Oil prices largely unchanged as market shrugs off Turkey coup bid
Oil prices were virtually unchanged in choppy Asian trade on Monday following gains last week as traders shrugged off the impact of Friday's attempted coup in Turkey, while upbeat economic data from the United States lent price support, Reuters reported.
Brent crude futures rose 2 cents at $47.63 a barrel as of 0653 GMT after closing up 24 cents in the previous session, having gained nearly 2% for the week, according to Reuters.
U.S. crude futures fell 5 cents to $45.90 a barrel after ending the previous session up 27 cents, gaining more than 1% for the week, the report said.
Both benchmarks see-sawed between negative and positive territory in Monday's Asia's session as investors digested the impact from the coup bid.
ExxonMobil launches bidding war for InterOil in PNG gas push"The market is looking past the coup," said Ric Spooner, chief market analyst at Sydney's CMC Markets.
"There is no disruption to shipping. There is nothing in terms of short-term risk (to oil supply)," he said.

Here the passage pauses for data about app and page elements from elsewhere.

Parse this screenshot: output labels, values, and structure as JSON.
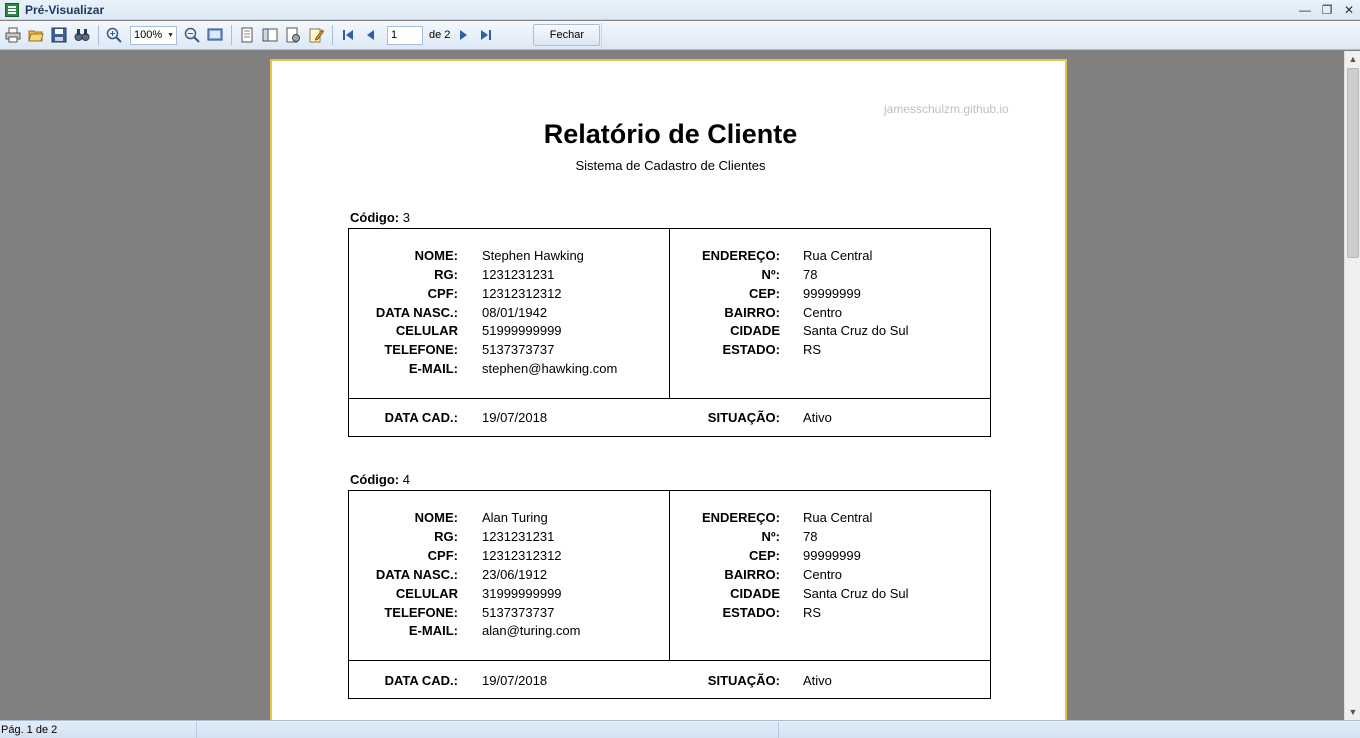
{
  "window": {
    "title": "Pré-Visualizar"
  },
  "toolbar": {
    "zoom": "100%",
    "page_current": "1",
    "page_of": "de 2",
    "close_label": "Fechar"
  },
  "report": {
    "watermark": "jamesschulzm.github.io",
    "title": "Relatório de Cliente",
    "subtitle": "Sistema de Cadastro de Clientes",
    "labels": {
      "code": "Código:",
      "name": "NOME:",
      "rg": "RG:",
      "cpf": "CPF:",
      "birth": "DATA NASC.:",
      "cell": "CELULAR",
      "phone": "TELEFONE:",
      "email": "E-MAIL:",
      "address": "ENDEREÇO:",
      "number": "Nº:",
      "cep": "CEP:",
      "district": "BAIRRO:",
      "city": "CIDADE",
      "state": "ESTADO:",
      "reg_date": "DATA CAD.:",
      "status": "SITUAÇÃO:"
    },
    "clients": [
      {
        "code": "3",
        "name": "Stephen Hawking",
        "rg": "1231231231",
        "cpf": "12312312312",
        "birth": "08/01/1942",
        "cell": "51999999999",
        "phone": "5137373737",
        "email": "stephen@hawking.com",
        "address": "Rua Central",
        "number": "78",
        "cep": "99999999",
        "district": "Centro",
        "city": "Santa Cruz do Sul",
        "state": "RS",
        "reg_date": "19/07/2018",
        "status": "Ativo"
      },
      {
        "code": "4",
        "name": "Alan Turing",
        "rg": "1231231231",
        "cpf": "12312312312",
        "birth": "23/06/1912",
        "cell": "31999999999",
        "phone": "5137373737",
        "email": "alan@turing.com",
        "address": "Rua Central",
        "number": "78",
        "cep": "99999999",
        "district": "Centro",
        "city": "Santa Cruz do Sul",
        "state": "RS",
        "reg_date": "19/07/2018",
        "status": "Ativo"
      }
    ]
  },
  "statusbar": {
    "page_text": "Pág. 1 de 2"
  }
}
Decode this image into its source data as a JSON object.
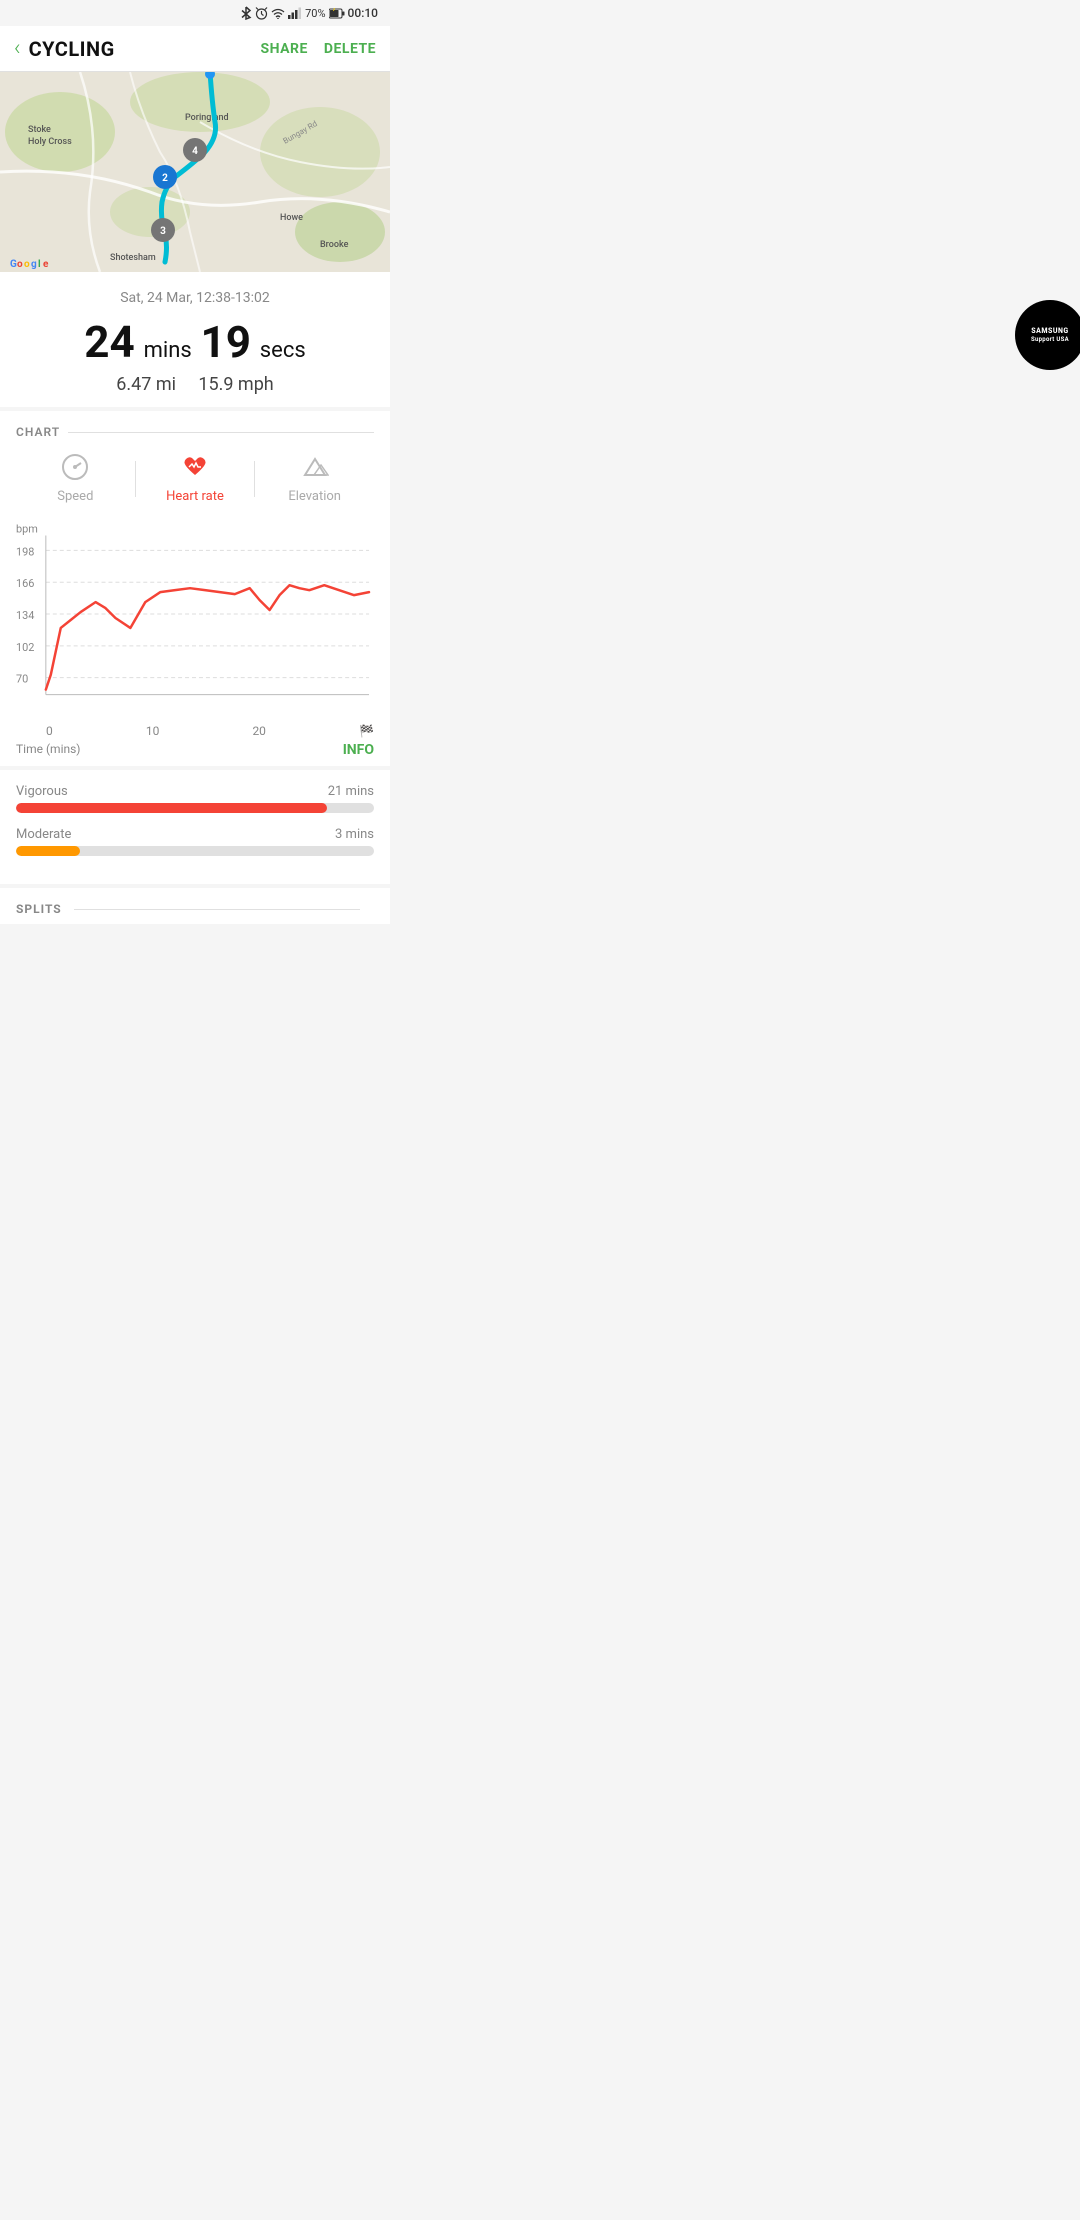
{
  "statusBar": {
    "time": "00:10",
    "battery": "70%",
    "icons": [
      "bluetooth",
      "alarm",
      "wifi",
      "signal"
    ]
  },
  "header": {
    "back_label": "‹",
    "title": "CYCLING",
    "share_label": "SHARE",
    "delete_label": "DELETE"
  },
  "stats": {
    "date": "Sat, 24 Mar, 12:38-13:02",
    "duration_mins": "24",
    "duration_mins_unit": "mins",
    "duration_secs": "19",
    "duration_secs_unit": "secs",
    "distance": "6.47 mi",
    "speed": "15.9 mph"
  },
  "chart": {
    "section_label": "CHART",
    "tabs": [
      {
        "id": "speed",
        "label": "Speed",
        "active": false
      },
      {
        "id": "heart_rate",
        "label": "Heart rate",
        "active": true
      },
      {
        "id": "elevation",
        "label": "Elevation",
        "active": false
      }
    ],
    "y_axis": {
      "unit": "bpm",
      "values": [
        "198",
        "166",
        "134",
        "102",
        "70"
      ]
    },
    "x_axis": {
      "values": [
        "0",
        "10",
        "20"
      ],
      "flag": "🏁",
      "label": "Time (mins)"
    }
  },
  "info": {
    "label": "INFO",
    "rows": [
      {
        "id": "vigorous",
        "label": "Vigorous",
        "value": "21 mins",
        "fill_pct": 87
      },
      {
        "id": "moderate",
        "label": "Moderate",
        "value": "3 mins",
        "fill_pct": 18
      }
    ]
  },
  "splits": {
    "label": "SPLITS"
  },
  "samsung": {
    "line1": "SAMSUNG",
    "line2": "Support USA"
  },
  "map": {
    "places": [
      "Stoke Holy Cross",
      "Poringland",
      "Howe",
      "Brooke",
      "Shotesham"
    ],
    "waypoints": [
      "2",
      "3",
      "4"
    ]
  }
}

Istanbul's Bosphorus Strait, a key chokepoint for oil which handles about 3% of global shipments, mainly from Black Sea ports and the Caspian region, was reopened on Saturday after being shut for several hours after Friday's attempted military coup, Reuters writes.
Buoyant economic data from the U.S. and China on Friday, the world's two biggest economies, lent support to oil prices, as is reported.
But Morgan Stanley raised concerns about the longer term outlook for oil consumption as demand for petrochemicals rather than fuels such as diesel and gasoline is clouding the outlook for crude demand, according to a report on Monday.